Introduction Unsafe abortions frequently endanger the lives of Asian women. Research on diverse aspects of this important public health problem is considered an urgent need.
Methodology Six hundred and sixty five women with a history of an unsafe abortion were compared with a control group of pregnant women who had never undergone an abortion. The processes of abortions were summarized. The two groups were compared to identify factors that may raise the risk of resorting to an unsafe abortion. The significance and the strength of respective associations were determined using regression analysis.
Results Unmet needs in family planning accounted for 73% of unsafe abortions. Over 84% of women knew undergoing an unsafe abortion could lead to serious life threatening conditions. Seventy five percent knew that abortion was illegal. Nearly 92% of unsafe abortions were performed surgically, mostly by unqualified personnel. Risk factors identified included; economic hardships, lower educational standards, poor religious devotedness, perceived burden of child rearing, poor lower family and social support, strained marital relationship, peers influence in reproductive decisions and having an important life goal that is likely to be obstructed by having a pregnancy.
Conclusion Awareness on potential complications or legal restrictions did not prevent women from resorting to unsafe abortion.
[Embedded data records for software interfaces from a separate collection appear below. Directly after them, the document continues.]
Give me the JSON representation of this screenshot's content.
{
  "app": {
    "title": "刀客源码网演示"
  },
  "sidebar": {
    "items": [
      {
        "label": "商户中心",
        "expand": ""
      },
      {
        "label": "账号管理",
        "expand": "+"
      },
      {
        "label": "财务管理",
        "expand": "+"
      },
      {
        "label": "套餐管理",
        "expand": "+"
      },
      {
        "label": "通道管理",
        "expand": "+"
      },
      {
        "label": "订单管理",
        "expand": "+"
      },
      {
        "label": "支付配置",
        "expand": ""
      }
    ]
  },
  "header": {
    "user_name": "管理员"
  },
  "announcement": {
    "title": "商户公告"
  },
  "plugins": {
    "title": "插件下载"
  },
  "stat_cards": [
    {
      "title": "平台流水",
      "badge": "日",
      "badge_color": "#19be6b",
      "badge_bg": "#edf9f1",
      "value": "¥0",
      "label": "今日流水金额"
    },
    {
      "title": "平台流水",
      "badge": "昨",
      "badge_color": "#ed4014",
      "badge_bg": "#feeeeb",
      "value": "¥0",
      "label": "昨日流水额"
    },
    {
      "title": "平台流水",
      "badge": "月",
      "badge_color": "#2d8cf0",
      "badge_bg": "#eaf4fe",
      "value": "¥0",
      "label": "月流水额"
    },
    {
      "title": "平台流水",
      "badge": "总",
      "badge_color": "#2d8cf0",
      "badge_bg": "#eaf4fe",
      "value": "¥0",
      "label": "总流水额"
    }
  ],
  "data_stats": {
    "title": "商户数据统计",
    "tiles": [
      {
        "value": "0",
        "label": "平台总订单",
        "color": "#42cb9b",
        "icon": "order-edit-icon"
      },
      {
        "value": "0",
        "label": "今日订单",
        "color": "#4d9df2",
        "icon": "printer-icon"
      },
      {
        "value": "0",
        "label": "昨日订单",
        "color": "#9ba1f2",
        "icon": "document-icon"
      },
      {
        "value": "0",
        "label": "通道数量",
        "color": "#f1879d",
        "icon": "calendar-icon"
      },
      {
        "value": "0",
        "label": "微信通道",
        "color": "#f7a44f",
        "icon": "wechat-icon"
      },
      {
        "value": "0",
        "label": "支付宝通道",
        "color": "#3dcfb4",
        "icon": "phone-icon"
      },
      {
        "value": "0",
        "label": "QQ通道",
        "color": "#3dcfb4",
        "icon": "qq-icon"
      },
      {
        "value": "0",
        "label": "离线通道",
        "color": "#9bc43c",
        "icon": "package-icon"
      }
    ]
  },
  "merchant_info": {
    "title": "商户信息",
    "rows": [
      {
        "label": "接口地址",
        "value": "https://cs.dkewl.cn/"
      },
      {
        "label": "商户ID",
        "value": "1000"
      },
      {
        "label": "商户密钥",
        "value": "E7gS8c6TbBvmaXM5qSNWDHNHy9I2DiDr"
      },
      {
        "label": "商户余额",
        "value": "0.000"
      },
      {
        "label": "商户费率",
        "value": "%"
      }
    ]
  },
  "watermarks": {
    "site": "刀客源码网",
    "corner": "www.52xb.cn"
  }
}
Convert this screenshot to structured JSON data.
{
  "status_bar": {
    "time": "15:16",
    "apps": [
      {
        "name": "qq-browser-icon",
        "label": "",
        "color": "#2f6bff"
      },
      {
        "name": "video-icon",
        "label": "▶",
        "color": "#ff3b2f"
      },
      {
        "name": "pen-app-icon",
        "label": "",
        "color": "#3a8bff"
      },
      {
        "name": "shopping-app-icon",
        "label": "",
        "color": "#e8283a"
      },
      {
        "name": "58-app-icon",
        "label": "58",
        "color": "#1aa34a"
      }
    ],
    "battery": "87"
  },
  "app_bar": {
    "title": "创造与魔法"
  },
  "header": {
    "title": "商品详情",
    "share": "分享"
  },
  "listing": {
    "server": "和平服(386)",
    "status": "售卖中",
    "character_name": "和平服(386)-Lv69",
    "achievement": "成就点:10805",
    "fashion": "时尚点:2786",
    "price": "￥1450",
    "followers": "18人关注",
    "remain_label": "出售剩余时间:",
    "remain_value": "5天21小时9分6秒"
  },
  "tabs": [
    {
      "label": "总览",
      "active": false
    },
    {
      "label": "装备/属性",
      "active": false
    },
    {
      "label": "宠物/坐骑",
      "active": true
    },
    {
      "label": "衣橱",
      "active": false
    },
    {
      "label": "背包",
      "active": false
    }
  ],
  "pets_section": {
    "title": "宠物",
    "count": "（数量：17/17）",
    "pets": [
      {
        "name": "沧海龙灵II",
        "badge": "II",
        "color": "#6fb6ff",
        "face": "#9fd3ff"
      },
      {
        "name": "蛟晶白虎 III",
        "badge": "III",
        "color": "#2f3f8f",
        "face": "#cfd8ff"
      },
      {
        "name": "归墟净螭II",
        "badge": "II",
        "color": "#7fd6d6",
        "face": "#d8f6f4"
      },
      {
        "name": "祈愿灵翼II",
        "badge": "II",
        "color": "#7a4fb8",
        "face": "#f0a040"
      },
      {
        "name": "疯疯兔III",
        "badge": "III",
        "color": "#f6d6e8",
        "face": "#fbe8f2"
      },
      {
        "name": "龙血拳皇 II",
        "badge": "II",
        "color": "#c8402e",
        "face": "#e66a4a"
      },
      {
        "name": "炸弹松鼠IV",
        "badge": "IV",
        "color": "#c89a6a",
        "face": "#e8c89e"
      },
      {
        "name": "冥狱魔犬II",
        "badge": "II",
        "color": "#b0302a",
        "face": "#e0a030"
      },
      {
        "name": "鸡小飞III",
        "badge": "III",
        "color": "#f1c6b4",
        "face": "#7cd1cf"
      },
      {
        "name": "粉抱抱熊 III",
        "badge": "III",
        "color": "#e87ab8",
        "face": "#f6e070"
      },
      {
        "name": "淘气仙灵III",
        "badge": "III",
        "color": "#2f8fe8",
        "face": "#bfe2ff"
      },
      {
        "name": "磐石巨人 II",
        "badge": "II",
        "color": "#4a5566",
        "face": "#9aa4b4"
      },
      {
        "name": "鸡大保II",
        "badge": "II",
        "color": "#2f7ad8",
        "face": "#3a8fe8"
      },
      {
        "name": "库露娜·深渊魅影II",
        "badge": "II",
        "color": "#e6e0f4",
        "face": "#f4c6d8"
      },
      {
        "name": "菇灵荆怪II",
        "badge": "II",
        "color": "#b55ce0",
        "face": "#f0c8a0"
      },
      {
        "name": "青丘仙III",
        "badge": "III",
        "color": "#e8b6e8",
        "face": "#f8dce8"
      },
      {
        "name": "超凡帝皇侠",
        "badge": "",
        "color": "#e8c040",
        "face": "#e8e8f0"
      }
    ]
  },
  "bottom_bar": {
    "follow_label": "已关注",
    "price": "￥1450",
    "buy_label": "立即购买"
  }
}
The quality of services received by abortion seekers was very poor. Ensuring access to family planning alone may result in a significant reduction in the burden of unsafe abortion.
How to Cite:
Thalagala, N., 2012. Unsafe abortions in Sri Lanka –facts and risk profile. Journal of the College of Community Physicians of Sri Lanka, 15(1), pp.1–12. DOI: http://doi.org/10.4038/jccpsl.v15i1.4934
Thalagala, N. “Unsafe Abortions in Sri Lanka –facts and Risk Profile”. Journal of the College of Community Physicians of Sri Lanka 15, no. 1 (2012): 1–12. DOI: http://doi.org/10.4038/jccpsl.v15i1.4934
Thalagala, N. “Unsafe abortions in Sri Lanka –facts and risk profile”. Journal of the College of Community Physicians of Sri Lanka, vol. 15, no. 1, 2012, pp. 1–2. DOI: http://doi.org/10.4038/jccpsl.v15i1.4934